Late last fall, sixteen year old Damon W. James staggered to the sidelines and collapsed during a Westfield/Brocton high school football game. Three days later, Damon died at Women & Children’s Hospital in Buffalo, New York. It was initially reported that Damon suffered from a traumatic head injury caused by a helmet-to-helmet collision. However, it is now believed that several football-related head injuries incurred earlier in the season made Damon particularly susceptible to the fatal blow.
Damon’s mother and father have filed a notice of claim with the Westfield School District, asserting that the school failed to monitor Damon “between games when it was apparent he had suffered an injury.” The notice also asserts that the school should have evaluated Damon at the beginning of the football season in order to get a baseline of his brain health and function. Further, the notice accuses Westfield of both failing to provide Damon with a proper-fitting helmet, and failing to maintain football helmets in manner which was required to “optimize player safety.” A notice of claim is typically required to put a municipality on notice of a potential lawsuit and preserve a plaintiff’s claim from statutory limitations on such actions.
Currently, New York does not require schools to conduct baseline mental health tests for student athletes. Schools are required to pull students from a sporting event immediately after they have suffered a concussion, however. Students pulled from a game for this reason may only be returned to play after remaining symptom-free for at least 24 hours.
The Buffalo News obtained the notice of claim from the Westfield School District by filing a request through New York’s Freedom of Information Law, or FOIL. However, the school refused to provide the News with videotapes of the football games in question, tapes that were requested through the same FOIL process.
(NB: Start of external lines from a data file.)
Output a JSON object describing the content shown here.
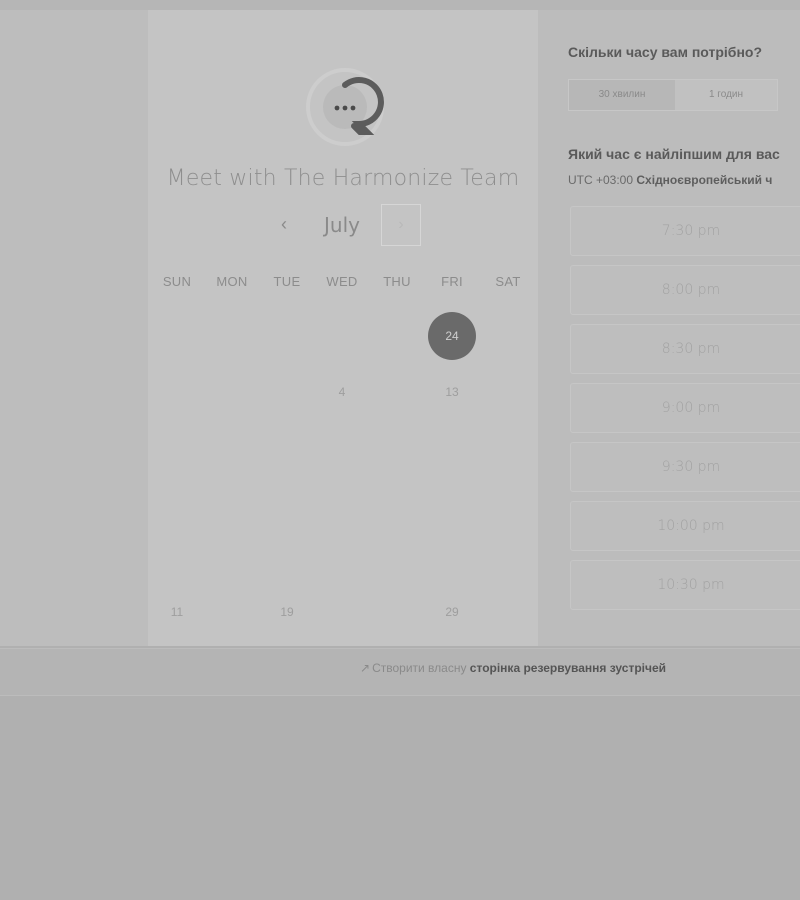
{
  "calendar": {
    "title": "Meet with The Harmonize Team",
    "month": "July",
    "prev_icon": "‹",
    "next_icon": "›",
    "weekdays": [
      "SUN",
      "MON",
      "TUE",
      "WED",
      "THU",
      "FRI",
      "SAT"
    ],
    "selected_day": "24",
    "days": [
      "4",
      "13",
      "11",
      "19",
      "29"
    ]
  },
  "booking": {
    "duration_question": "Скільки часу вам потрібно?",
    "durations": [
      "30 хвилин",
      "1 годин"
    ],
    "time_question": "Який час є найліпшим для вас",
    "timezone_offset": "UTC +03:00",
    "timezone_name": "Східноєвропейський ч",
    "slots": [
      "7:30 pm",
      "8:00 pm",
      "8:30 pm",
      "9:00 pm",
      "9:30 pm",
      "10:00 pm",
      "10:30 pm"
    ]
  },
  "footer": {
    "arrow_icon": "↗",
    "prefix": "Створити власну",
    "link": "сторінка резервування зустрічей"
  },
  "colors": {
    "selected_day_bg": "#6a6a6a",
    "logo_accent": "#5c5c5c"
  },
  "icons": {
    "logo": "chat-bubble-icon",
    "prev": "chevron-left-icon",
    "next": "chevron-right-icon",
    "footer": "arrow-icon"
  }
}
When contacted about the issue, Westfield School Superintendent David J. Davison refused to comment.
Apparently, the school is attempting to use the Family Educational Rights and Privacy Act, or FERPA (a federal law designed to protect a student’s academic records), to block the family’s request for the game videos. Frank D. LaMonte, an attorney who works to raise awareness of potential abuses of FERPA, called the high school’s attempt to hide behind the law “ridiculous.” Lamonte noted, “FERPA protects things that are private . . . . What you look like playing football in front of a thousand people is not confidential. Committing something non-confidential to film does not magically transform it into a secret. The school should be embarrassed to be using FERPA in that way.”
One thing is clear – whatever details the tapes reveal will almost certainly be relevant to the school’s potential liability in the upcoming lawsuit brought by James’ family.